Today, on the fifteenth anniversary of the September 11 attacks in the United States, I took the opportunity to visit some of Second Life’s memorials to the event and its victims. These are two very different locations, one a grand monument, the other a more cosy space similar to a large living room with posters, statues, and photographs. I have visited both memorial sites in the past and found them empty. Today, they are staffed, with site owners on hand to converse with visitors.

The author visits the outdoor monument to 9/11

These spaces provide an interesting insight into the culture of commemoration and grief in Second Life. They are virtual places which exist solely as a space of memorialisation and grief dedicated to an event that took place outside of the virtual world.
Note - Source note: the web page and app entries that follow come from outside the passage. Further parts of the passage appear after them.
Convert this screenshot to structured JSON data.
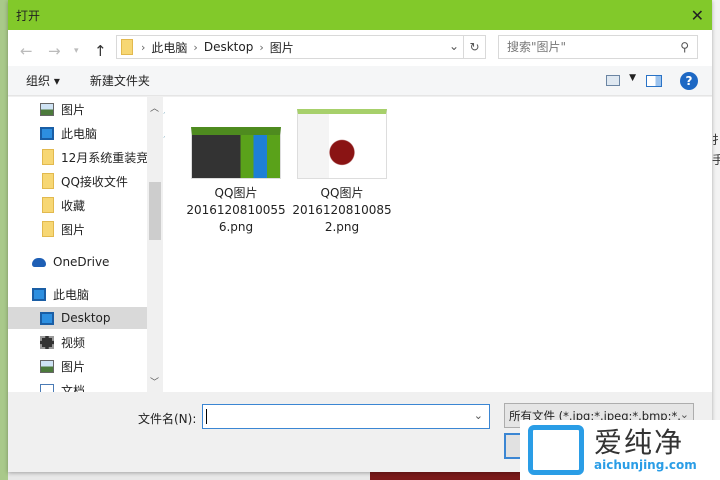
{
  "title": "打开",
  "address": {
    "crumbs": [
      "此电脑",
      "Desktop",
      "图片"
    ],
    "search_placeholder": "搜索\"图片\""
  },
  "toolbar": {
    "organize": "组织 ▾",
    "new_folder": "新建文件夹",
    "help": "?"
  },
  "nav": {
    "quick": [
      {
        "label": "图片",
        "icon": "picture"
      },
      {
        "label": "此电脑",
        "icon": "pc"
      },
      {
        "label": "12月系统重装竞",
        "icon": "folder"
      },
      {
        "label": "QQ接收文件",
        "icon": "folder"
      },
      {
        "label": "收藏",
        "icon": "folder"
      },
      {
        "label": "图片",
        "icon": "folder"
      }
    ],
    "onedrive": "OneDrive",
    "thispc": "此电脑",
    "pc_items": [
      {
        "label": "Desktop",
        "icon": "desktop"
      },
      {
        "label": "视频",
        "icon": "video"
      },
      {
        "label": "图片",
        "icon": "picture"
      },
      {
        "label": "文档",
        "icon": "document"
      }
    ]
  },
  "files": [
    {
      "line1": "QQ图片",
      "line2": "2016120810055",
      "line3": "6.png"
    },
    {
      "line1": "QQ图片",
      "line2": "2016120810085",
      "line3": "2.png"
    }
  ],
  "bottom": {
    "filename_label": "文件名(N):",
    "filename_value": "",
    "filetype": "所有文件 (*.jpg;*.jpeg;*.bmp;*."
  },
  "watermark": {
    "cn": "爱纯净",
    "en": "aichunjing.com"
  },
  "peek": "扌\n手"
}
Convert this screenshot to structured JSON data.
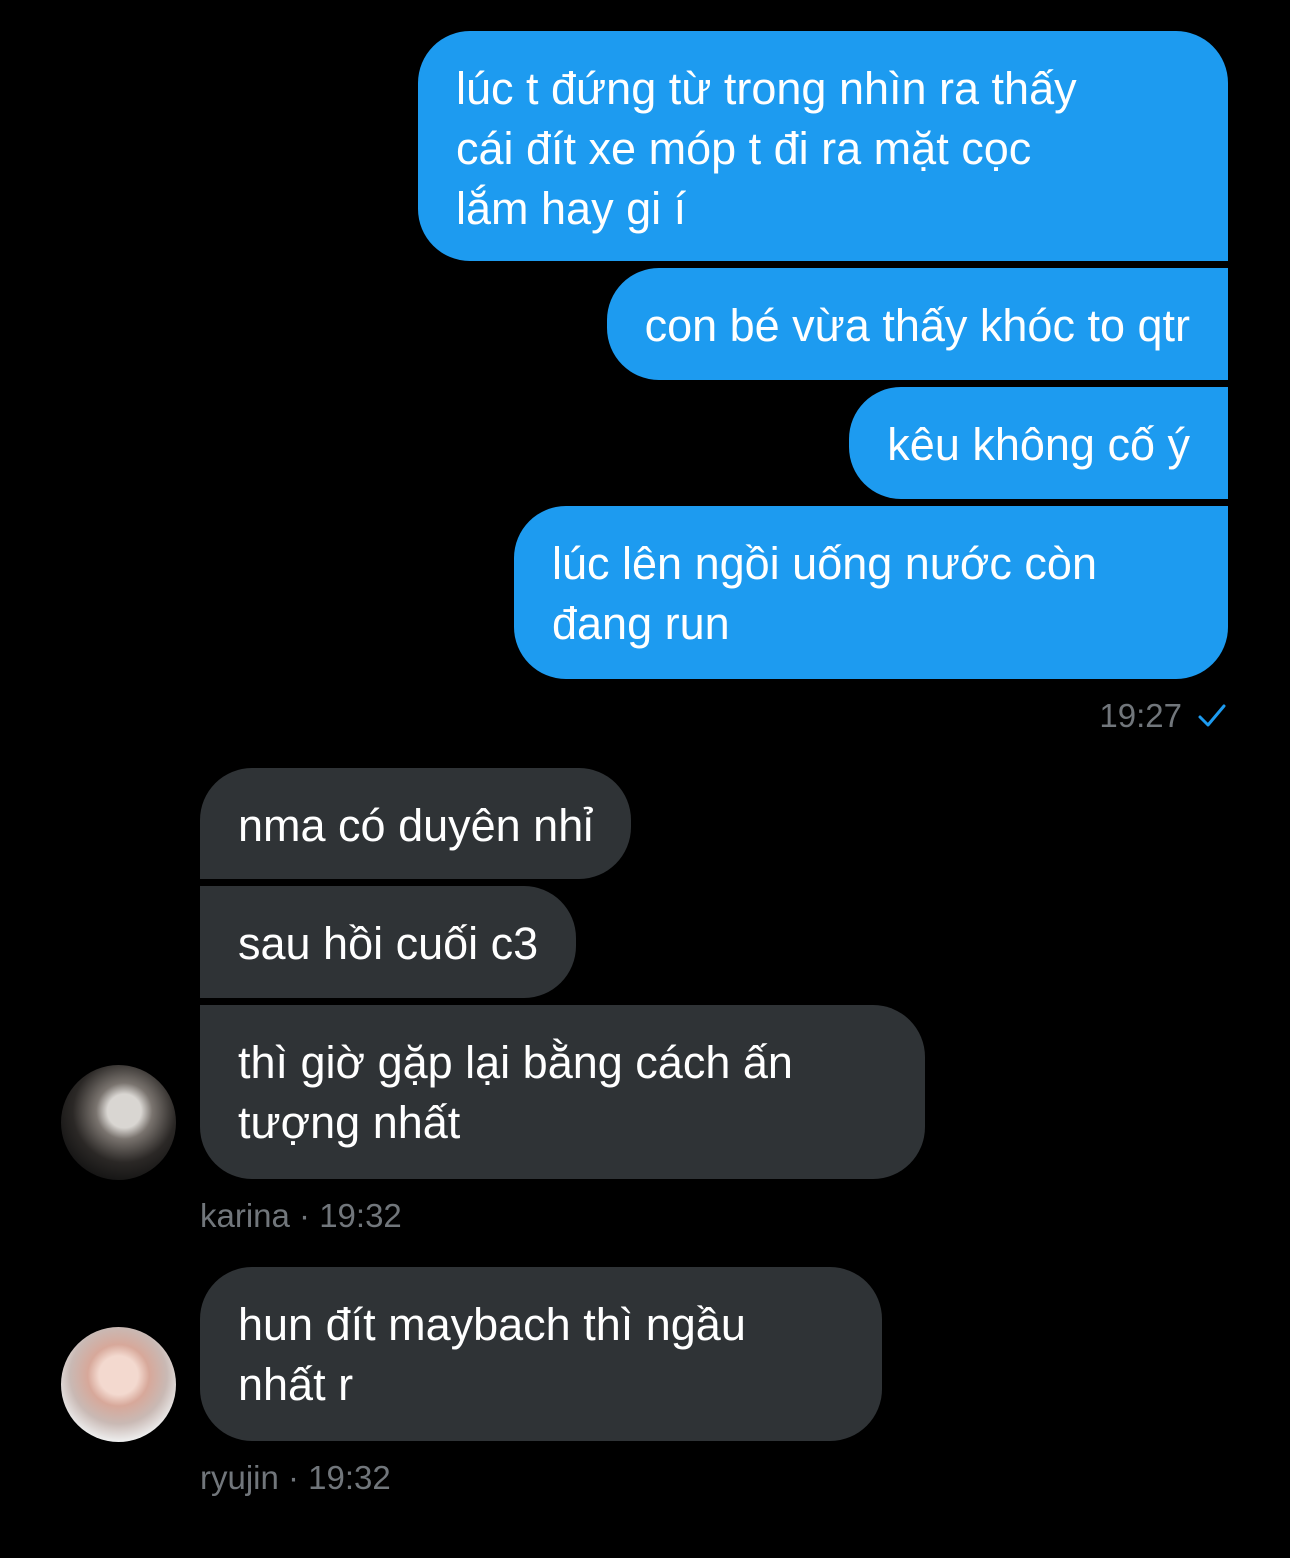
{
  "colors": {
    "background": "#000000",
    "sent_bubble": "#1d9bf0",
    "received_bubble": "#2f3336",
    "meta_text": "#71767b",
    "read_check": "#1d9bf0"
  },
  "sent_messages": [
    {
      "text": "lúc t đứng từ trong nhìn ra thấy\ncái đít xe móp t đi ra mặt cọc\nlắm hay gi í"
    },
    {
      "text": "con bé vừa thấy khóc to qtr"
    },
    {
      "text": "kêu không cố ý"
    },
    {
      "text": "lúc lên ngồi uống nước còn\nđang run"
    }
  ],
  "sent_meta": {
    "time": "19:27",
    "status_icon": "check-icon"
  },
  "received_groups": [
    {
      "sender": "karina",
      "avatar": "avatar-karina",
      "meta": "karina · 19:32",
      "messages": [
        {
          "text": "nma có duyên nhỉ"
        },
        {
          "text": "sau hồi cuối c3"
        },
        {
          "text": "thì giờ gặp lại bằng cách ấn\ntượng nhất"
        }
      ]
    },
    {
      "sender": "ryujin",
      "avatar": "avatar-ryujin",
      "meta": "ryujin · 19:32",
      "messages": [
        {
          "text": "hun đít maybach thì ngầu\nnhất r"
        }
      ]
    }
  ]
}
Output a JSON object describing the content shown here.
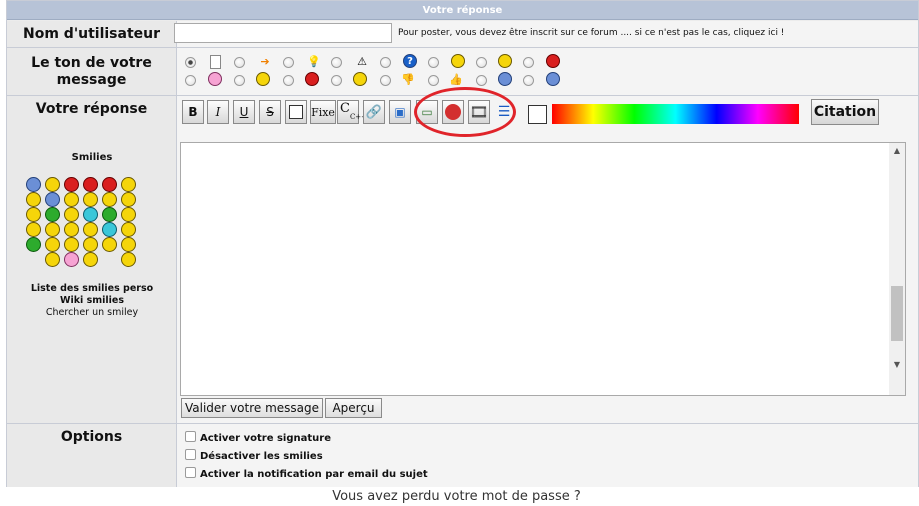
{
  "header": {
    "title": "Votre réponse"
  },
  "username": {
    "label": "Nom d'utilisateur",
    "value": "",
    "hint": "Pour poster, vous devez être inscrit sur ce forum .... si ce n'est pas le cas, cliquez ici !"
  },
  "tone": {
    "label_line1": "Le ton de votre",
    "label_line2": "message",
    "icons_row1": [
      "none",
      "page-icon",
      "arrow-right-icon",
      "lightbulb-icon",
      "warning-icon",
      "question-icon",
      "smile-icon",
      "angry-icon"
    ],
    "icons_row2": [
      "pink-sad-icon",
      "grin-icon",
      "red-mad-icon",
      "wink-icon",
      "thumbs-down-icon",
      "thumbs-up-icon",
      "confused-icon",
      "blue-icon"
    ],
    "selected": "none"
  },
  "reply": {
    "label": "Votre réponse",
    "toolbar": {
      "bold": "B",
      "italic": "I",
      "underline": "U",
      "strike": "S",
      "fixe": "Fixe",
      "code": "C",
      "code_sub": "C++",
      "citation": "Citation"
    },
    "textarea_value": ""
  },
  "smilies": {
    "title": "Smilies",
    "list_perso": "Liste des smilies perso",
    "wiki": "Wiki smilies",
    "search": "Chercher un smiley",
    "grid": [
      [
        "blue",
        "yellow",
        "red",
        "red",
        "red",
        "yellow"
      ],
      [
        "yellow",
        "blue",
        "yellow",
        "yellow",
        "yellow",
        "yellow"
      ],
      [
        "yellow",
        "green",
        "yellow",
        "cyan",
        "green",
        "yellow"
      ],
      [
        "yellow",
        "yellow",
        "yellow",
        "yellow",
        "cyan",
        "yellow"
      ],
      [
        "green",
        "yellow",
        "yellow",
        "yellow",
        "yellow",
        "yellow"
      ],
      [
        "",
        "yellow",
        "pink",
        "yellow",
        "",
        "yellow"
      ]
    ]
  },
  "actions": {
    "submit": "Valider votre message",
    "preview": "Aperçu"
  },
  "options": {
    "label": "Options",
    "signature": "Activer votre signature",
    "disable_smilies": "Désactiver les smilies",
    "notify": "Activer la notification par email du sujet"
  },
  "footer": {
    "lost_password": "Vous avez perdu votre mot de passe ?"
  },
  "colors": {
    "header_bg": "#b7c3d7",
    "highlight_circle": "#e0242a"
  }
}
They are monuments to an event in modern history which has had a significant impact on the way people in Western countries, but in the United States in particular, understand their safety and their place in the world.

The author visits the indoor memorial

Given the cultural significance of 9/11 in the American psyche, and the overwhelming presence of American culture and symbolisation within Second Life, it is unsurprising that memorials such as these exist. It is more surprising that I only came across two dedicated memorial spaces. Second Life allows users to create anything. With a minimal financial investment and some skills in object creation, a resident can easily create a space for others to visit. In this way people who would never be able to acquire the finances necessary to create a place for memorialisation in the physical world are able to create one in the virtual world.

One of the most interesting aspects of these memorials is their similarities. Both rely heavily on patriotic imagery, most notably the American flag. Both contain a list of the names of those who died. Both contain traditional symbols of mourning – candles or flowers. Both memorials appear to memorialise not only those people lost in those attacks but also, and equally importantly, a wound upon a nation. This is the same narrative of loss which is evident in recounts of the September 11 attacks in the physical world.